§ ASSIGNMENT:
The result should be a verbatim copy of the whole listing.

§ INPUT RECORDS:
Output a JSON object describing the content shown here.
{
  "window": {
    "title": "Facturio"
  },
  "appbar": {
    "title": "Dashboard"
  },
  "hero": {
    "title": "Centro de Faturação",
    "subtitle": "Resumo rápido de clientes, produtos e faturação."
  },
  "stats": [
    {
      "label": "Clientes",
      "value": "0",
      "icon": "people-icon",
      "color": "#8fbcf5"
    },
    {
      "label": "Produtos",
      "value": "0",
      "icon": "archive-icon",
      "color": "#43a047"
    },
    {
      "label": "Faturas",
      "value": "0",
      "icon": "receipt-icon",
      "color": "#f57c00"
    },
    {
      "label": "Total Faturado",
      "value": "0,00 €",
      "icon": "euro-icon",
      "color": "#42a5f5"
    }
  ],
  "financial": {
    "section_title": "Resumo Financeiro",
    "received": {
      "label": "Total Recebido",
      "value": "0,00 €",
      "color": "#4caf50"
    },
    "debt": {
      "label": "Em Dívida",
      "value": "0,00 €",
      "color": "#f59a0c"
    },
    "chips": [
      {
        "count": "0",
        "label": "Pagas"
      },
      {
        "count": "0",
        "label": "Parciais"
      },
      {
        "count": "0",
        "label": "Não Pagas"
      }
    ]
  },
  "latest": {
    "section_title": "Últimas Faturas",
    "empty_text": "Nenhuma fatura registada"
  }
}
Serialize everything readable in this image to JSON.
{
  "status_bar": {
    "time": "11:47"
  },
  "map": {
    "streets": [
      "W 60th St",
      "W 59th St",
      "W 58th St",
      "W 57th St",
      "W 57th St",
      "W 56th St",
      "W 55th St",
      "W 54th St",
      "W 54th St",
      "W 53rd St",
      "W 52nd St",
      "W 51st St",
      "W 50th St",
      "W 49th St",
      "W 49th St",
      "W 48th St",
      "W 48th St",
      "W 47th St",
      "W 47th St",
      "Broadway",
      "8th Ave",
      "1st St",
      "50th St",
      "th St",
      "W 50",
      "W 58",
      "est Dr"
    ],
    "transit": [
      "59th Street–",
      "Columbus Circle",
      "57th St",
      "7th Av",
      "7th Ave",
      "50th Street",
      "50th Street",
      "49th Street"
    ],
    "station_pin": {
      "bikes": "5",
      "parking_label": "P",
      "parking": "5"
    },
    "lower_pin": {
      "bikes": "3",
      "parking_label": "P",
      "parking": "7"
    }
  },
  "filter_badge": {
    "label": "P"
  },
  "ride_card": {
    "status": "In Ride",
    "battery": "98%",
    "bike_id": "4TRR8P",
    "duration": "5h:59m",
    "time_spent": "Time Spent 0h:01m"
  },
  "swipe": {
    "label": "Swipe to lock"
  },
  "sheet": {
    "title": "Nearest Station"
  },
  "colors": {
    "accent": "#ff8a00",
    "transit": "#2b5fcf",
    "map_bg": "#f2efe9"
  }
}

§ EXERCISE RESPONSE:
Output a JSON object describing the content shown here.
{
  "window": {
    "title": "Facturio"
  },
  "appbar": {
    "title": "Dashboard"
  },
  "hero": {
    "title": "Centro de Faturação",
    "subtitle": "Resumo rápido de clientes, produtos e faturação."
  },
  "stats": [
    {
      "label": "Clientes",
      "value": "0",
      "icon": "people-icon",
      "color": "#8fbcf5"
    },
    {
      "label": "Produtos",
      "value": "0",
      "icon": "archive-icon",
      "color": "#43a047"
    },
    {
      "label": "Faturas",
      "value": "0",
      "icon": "receipt-icon",
      "color": "#f57c00"
    },
    {
      "label": "Total Faturado",
      "value": "0,00 €",
      "icon": "euro-icon",
      "color": "#42a5f5"
    }
  ],
  "financial": {
    "section_title": "Resumo Financeiro",
    "received": {
      "label": "Total Recebido",
      "value": "0,00 €",
      "color": "#4caf50"
    },
    "debt": {
      "label": "Em Dívida",
      "value": "0,00 €",
      "color": "#f59a0c"
    },
    "chips": [
      {
        "count": "0",
        "label": "Pagas"
      },
      {
        "count": "0",
        "label": "Parciais"
      },
      {
        "count": "0",
        "label": "Não Pagas"
      }
    ]
  },
  "latest": {
    "section_title": "Últimas Faturas",
    "empty_text": "Nenhuma fatura registada"
  }
}
Serialize everything readable in this image to JSON.
{
  "status_bar": {
    "time": "11:47"
  },
  "map": {
    "streets": [
      "W 60th St",
      "W 59th St",
      "W 58th St",
      "W 57th St",
      "W 57th St",
      "W 56th St",
      "W 55th St",
      "W 54th St",
      "W 54th St",
      "W 53rd St",
      "W 52nd St",
      "W 51st St",
      "W 50th St",
      "W 49th St",
      "W 49th St",
      "W 48th St",
      "W 48th St",
      "W 47th St",
      "W 47th St",
      "Broadway",
      "8th Ave",
      "1st St",
      "50th St",
      "th St",
      "W 50",
      "W 58",
      "est Dr"
    ],
    "transit": [
      "59th Street–",
      "Columbus Circle",
      "57th St",
      "7th Av",
      "7th Ave",
      "50th Street",
      "50th Street",
      "49th Street"
    ],
    "station_pin": {
      "bikes": "5",
      "parking_label": "P",
      "parking": "5"
    },
    "lower_pin": {
      "bikes": "3",
      "parking_label": "P",
      "parking": "7"
    }
  },
  "filter_badge": {
    "label": "P"
  },
  "ride_card": {
    "status": "In Ride",
    "battery": "98%",
    "bike_id": "4TRR8P",
    "duration": "5h:59m",
    "time_spent": "Time Spent 0h:01m"
  },
  "swipe": {
    "label": "Swipe to lock"
  },
  "sheet": {
    "title": "Nearest Station"
  },
  "colors": {
    "accent": "#ff8a00",
    "transit": "#2b5fcf",
    "map_bg": "#f2efe9"
  }
}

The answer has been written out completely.